Do you live in London and rent your home from a private landlord? I say “your home” rather than “a house” or “a flat” because there is an all too common attitude amongst landlords that you are living in their home, that they are in fact doing you a favour by allowing you to be a guest there.
But whilst the landlord does own the house, it is your home.
It might not feel that way, for good reason. Britain has one of the least stable and most under-regulated private markets in Europe. Most tenancies range from six months to a year, landlords can put rents up as much as they please and can evict you for no reason with just two months’ notice.
Aside from the introduction of deposit protection, the laws related to private renting have barely changed since the abolition of rent controls in 1989. This is despite an explosion in the size of the sector in London since the turn of the millennium. In 2000, just ten per cent of Londoners rented from a private landlord. Now a quarter of us do – over 800,000 households. A sector that was once predominantly made up of young single people now includes a large and growing number of families with children.
Recently I published research which shows that unless action is taken to limit rent increases, average rents in London will hit £1,600 by the end of Boris Johnson’s second term in 2016. Out of control rent increases are driving people out of their communities and even outside of London altogether.
Young people are being hit particularly hard. If you’re a young professional on a moderate income you won’t quality for a secure social tenancy and you can’t save enough to buy your own home. Private renting is increasingly a necessity rather than a choice.
Nationally, more than half of those aged under-35 rent their home from a private landlord. Many, if not most, of them earn a level of salary which thirty years ago would have easily allowed them to buy their own home. Yet, unlike the property owning baby boomer generation, who were able to buy their homes cheap and watch them balloon in value, they are paying so much in rent that they cannot afford to save enough to raise a deposit.
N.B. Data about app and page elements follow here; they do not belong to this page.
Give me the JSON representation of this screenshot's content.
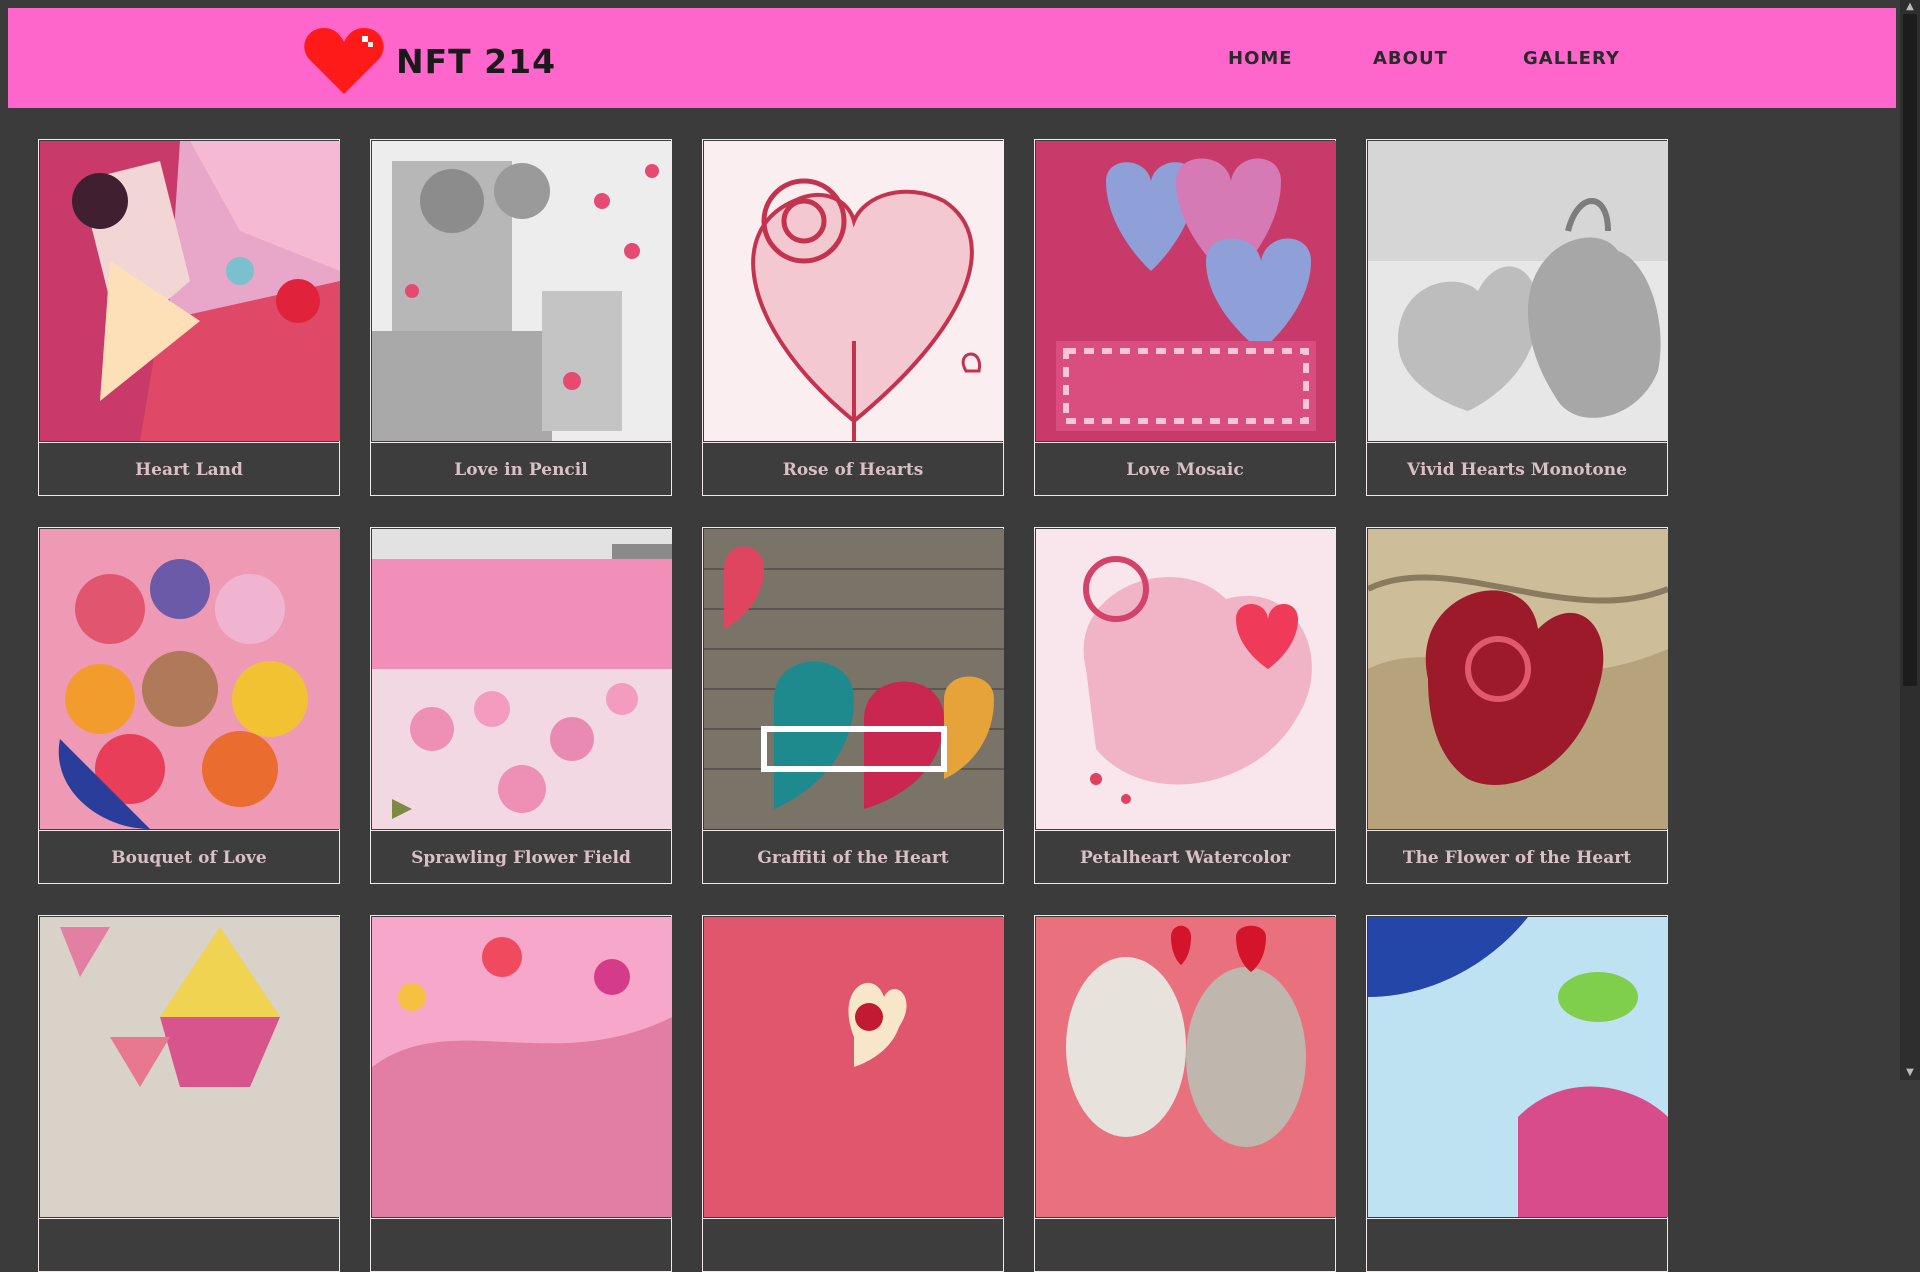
{
  "site": {
    "title": "NFT 214",
    "logo_icon": "heart-icon"
  },
  "nav": {
    "items": [
      "HOME",
      "ABOUT",
      "GALLERY"
    ]
  },
  "colors": {
    "header": "#ff66cc",
    "background": "#3b3b3b",
    "caption_text": "#d9c0c6"
  },
  "gallery": {
    "items": [
      {
        "title": "Heart Land"
      },
      {
        "title": "Love in Pencil"
      },
      {
        "title": "Rose of Hearts"
      },
      {
        "title": "Love Mosaic"
      },
      {
        "title": "Vivid Hearts Monotone"
      },
      {
        "title": "Bouquet of Love"
      },
      {
        "title": "Sprawling Flower Field"
      },
      {
        "title": "Graffiti of the Heart"
      },
      {
        "title": "Petalheart Watercolor"
      },
      {
        "title": "The Flower of the Heart"
      },
      {
        "title": ""
      },
      {
        "title": ""
      },
      {
        "title": ""
      },
      {
        "title": ""
      },
      {
        "title": ""
      }
    ]
  }
}
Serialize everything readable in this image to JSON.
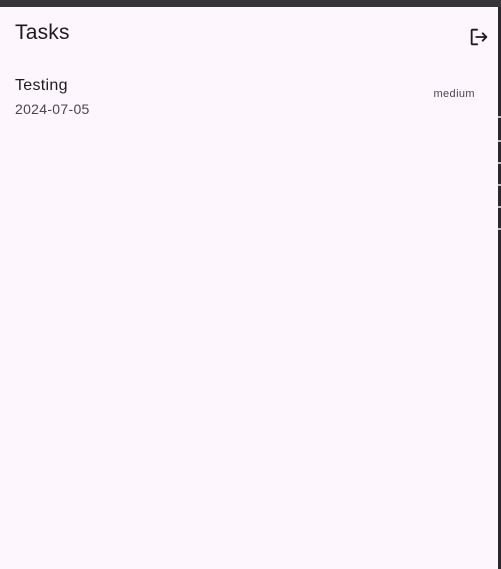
{
  "app": {
    "title": "Tasks"
  },
  "icons": {
    "logout": "logout-icon"
  },
  "colors": {
    "background": "#fdf6fc",
    "text_primary": "#1d1b20",
    "text_secondary": "#49454f",
    "frame": "#37353a"
  },
  "tasks": [
    {
      "title": "Testing",
      "date": "2024-07-05",
      "priority": "medium"
    }
  ]
}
In the early 1980s the average price of a house in London was less than £50,000 (inflation adjusted). Today, average London house prices are soaring towards the £500,000 mark. There is not so much a wealth gap between the generations but a wealth gulf.
With renting privately the only option for growing numbers on moderate and low incomes, and demand for private rented housing vastly outstripping supply, the case for reform of the sector in the interests of tenants is clear. Fortunately we don’t have to look far beyond our own national borders to see what such reform might look like, and how it would benefit tenants.
In excess of 60% of Germans rent from a private landlord. Germany combines a high level of house building with firm regulation of private tenancies. Rents are regulated, tenancies are longer (often unlimited) and landlords have no power to evict good tenants unless they can prove they need to move back into the property.
Tenants in this country, and in London especially, stand to benefit hugely from such a system. Unfortunately our politicians are still reluctant to say anything about tenancy and rent reform. Labour has made some very welcome proposals to stamp out rip off fees charged by lettings agencies, and for compulsory registration of landlords. But this should be just the beginning of much more substantial reform to the sector.
Perhaps the core of the problem is that we are governed by a group of politicians who all own their own homes, and where a quarter of Conservative MPs are private landlords. There seems to be a clear lack of understanding in Parliament about what it’s like to have to move your whole life every six months or a year, not knowing what your rent might be in a few months’ time or whether you and your children will be able to stay in the local area.
It’s true that most British people, unusually in global terms, aspire to own their own home. Successive governments have focussed primarily on policies to promote home ownership. Yet it is some of these very policies that have, ironically, made it harder and harder for my generation to realise that aspiration. The Coalition’s latest offering, Help to Buy, is typical of this approach to housing policy: it helps a relatively small group of people buy a home with massive debt whilst inflating house prices further beyond the reach of others.
Whatever future governments do to ease the housing crisis, private renting on a large scale is here for the foreseeable future. Let’s make it a decent, stable place to live, and turn the landlord’s house into the tenant’s home.
Tom Copley is a member of the London Assembly